Western and Ukrainian officials viewed such developments with caution. NATO Secretary-General Jens Stoltenberg said: “We have not seen any sign of de-escalation on the ground.”

“What we have seen on the ground, since last spring, is that they are moving forces around,” Stoltenberg told reporters, noting that such movements had not been accompanied by the withdrawal of equipment. “The movement of forces does not represent real de-escalation.”

Ukrainian officials also expressed skepticism about Russia’s intentions: “When we see the withdrawal, we will believe in de-escalation,” said Ukrainian Foreign Minister Dmytro Kuleba during a video briefing from Kyiv on Tuesday.

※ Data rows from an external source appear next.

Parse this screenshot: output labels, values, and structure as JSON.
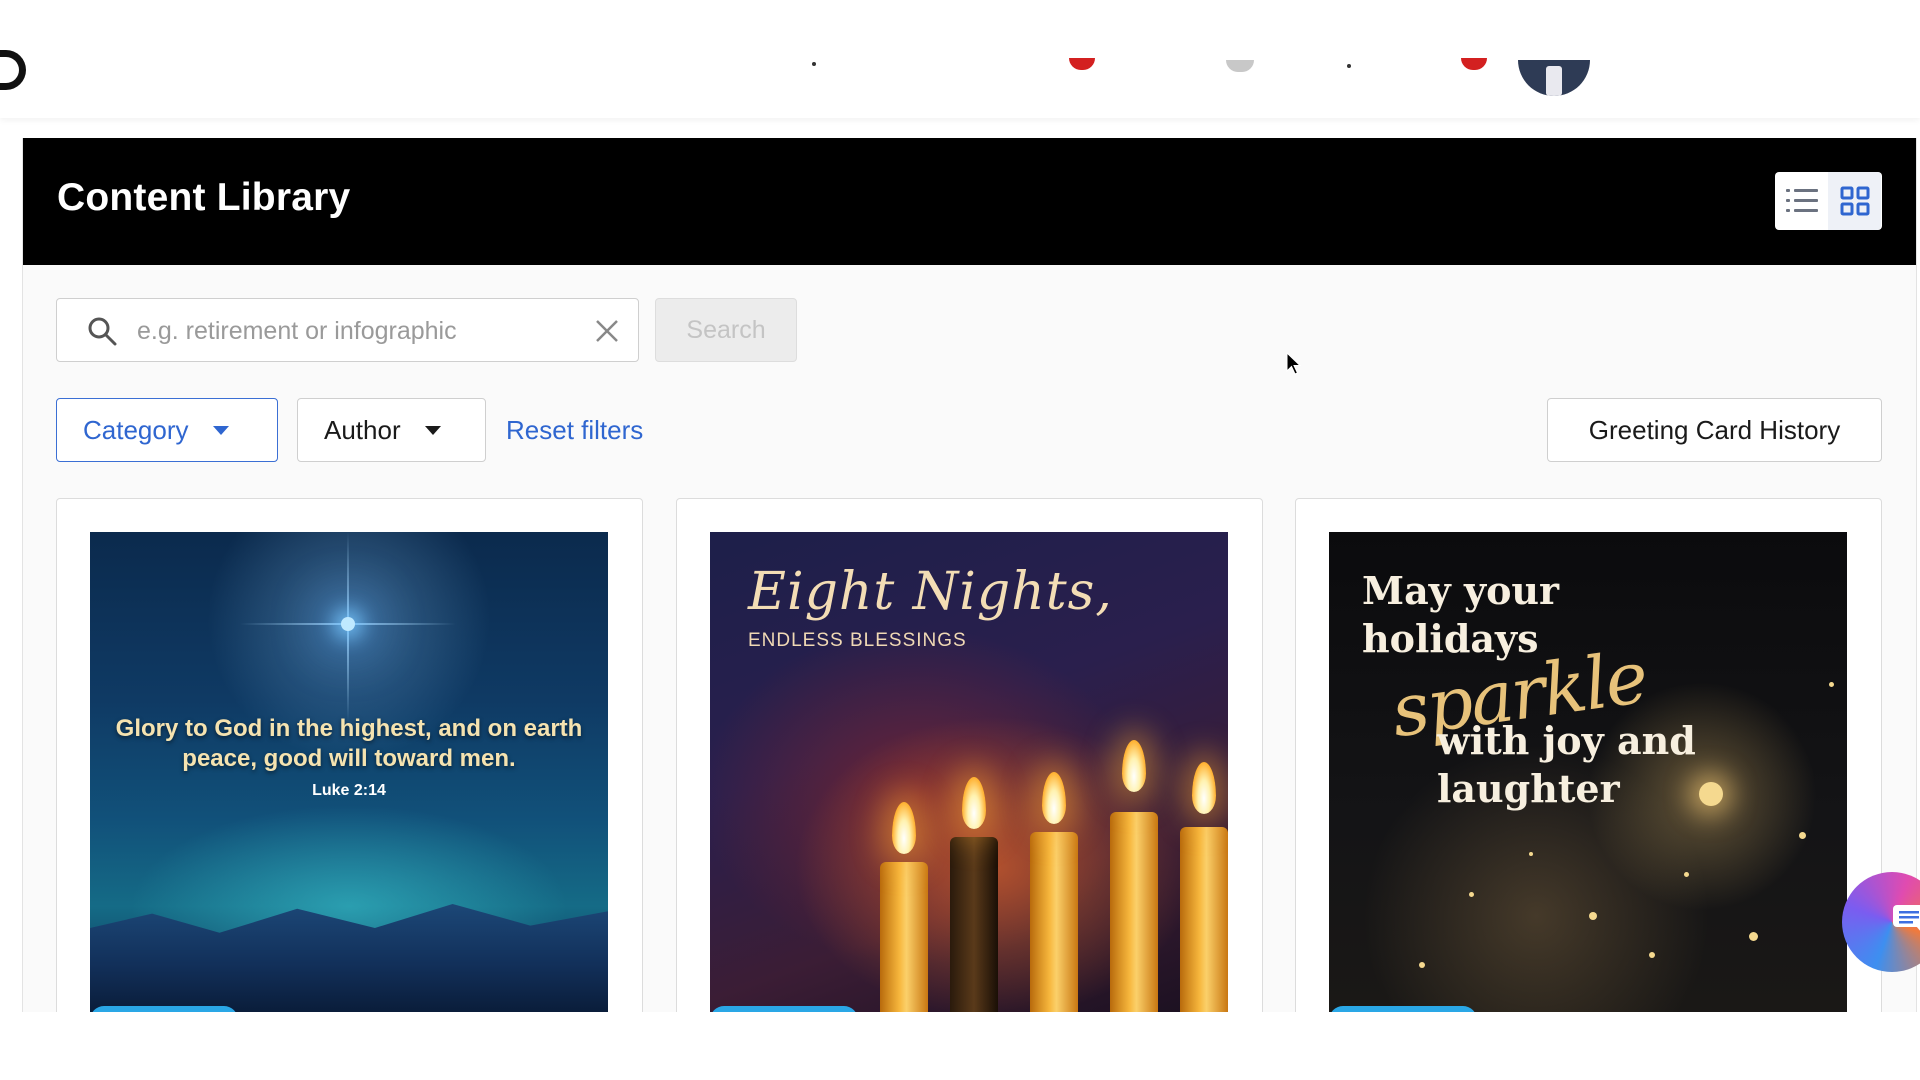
{
  "header": {
    "title": "Content Library",
    "view_list_icon": "list-icon",
    "view_grid_icon": "grid-icon"
  },
  "search": {
    "placeholder": "e.g. retirement or infographic",
    "value": "",
    "button_label": "Search"
  },
  "filters": {
    "category_label": "Category",
    "author_label": "Author",
    "reset_label": "Reset filters"
  },
  "history_button_label": "Greeting Card History",
  "cards": [
    {
      "verse": "Glory to God in the highest, and on earth peace, good will toward men.",
      "reference": "Luke 2:14"
    },
    {
      "title": "Eight Nights,",
      "subtitle": "ENDLESS BLESSINGS"
    },
    {
      "line1": "May your",
      "line2": "holidays",
      "script": "sparkle",
      "line3": "with joy and",
      "line4": "laughter"
    }
  ],
  "colors": {
    "accent_blue": "#2f66d0",
    "header_bg": "#000000",
    "tag_blue": "#2aa7e6"
  }
}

Such misgivings may be justified. Konrad Muzyka, director of the Poland-based Rochan consultancy, which analyzes open-source materials, said that reports on social media indicated Russia was moving additional equipment to staging areas in Crimea and Belarus.


“A withdrawal will be a very welcome development, but the most recent history of such troop withdrawals tells us that it’s the opposite,” he said in an interview Tuesday. “This isn’t a security-building measure. Quite the contrary; this could be a deception measure.”

Meanwhile, U.S. Defense Secretary Lloyd J. Austin III is set to travel on Wednesday to meet with allies and NATO defense ministers “to discuss Russia’s military buildup in and around Ukraine,” Pentagon Press Secretary John Kirby said in a news briefing. The U.S. in recent weeks has sent more troops to bolster NATO’s eastern flank.

“We still don’t believe that some final decision [by Russia] has been made,” Kirby said. “We have said for a while now that military actions can happen any day.”

Kirby reiterated Biden’s message that in the event of a Russian invasion, the United States, which has said that none of its troops would fight in Ukraine, would respond swiftly with severe economic consequences.

Russian officials claimed that Tuesday’s withdrawal represented a defeat of Western governments’ insistence that an invasion was imminent.

“15 February 2022 will go down in history as the day Western war propaganda failed,” Russian Foreign Ministry spokeswoman Maria Zakharova said on her official channel in the messaging app Telegram. “Humiliated and destroyed without a single shot fired.”


The military maneuvers come amid intensifying concern about deepening rancor between NATO and Russia. Scholz, fresh off a visit to Kyiv, the Ukrainian capital, on Monday, visited Moscow on Tuesday. It was his first meeting with Putin since becoming Germany’s chancellor last year. Officials from Italy, Britain and Poland are set to visit Kyiv this week.

Earlier in the day, Russia’s lower house of parliament — the State Duma — approved a resolution to send Putin a proposal to recognize Donetsk and Luhansk, the two regions in eastern Ukraine held by Russia-backed separatists, as independent republics. The recognition would upend the so-called Minsk agreement, a 2015 deal aimed at returning the two regions to Ukrainian rule while granting them special status.

In the news conference after meeting with Scholz, Putin said that the situation in the regions, which are known informally as the Donbas, was “genocide” but that any solution had to come through applying the Minsk agreement.

Times staff writer Eli Stokols in Washington contributed to this report.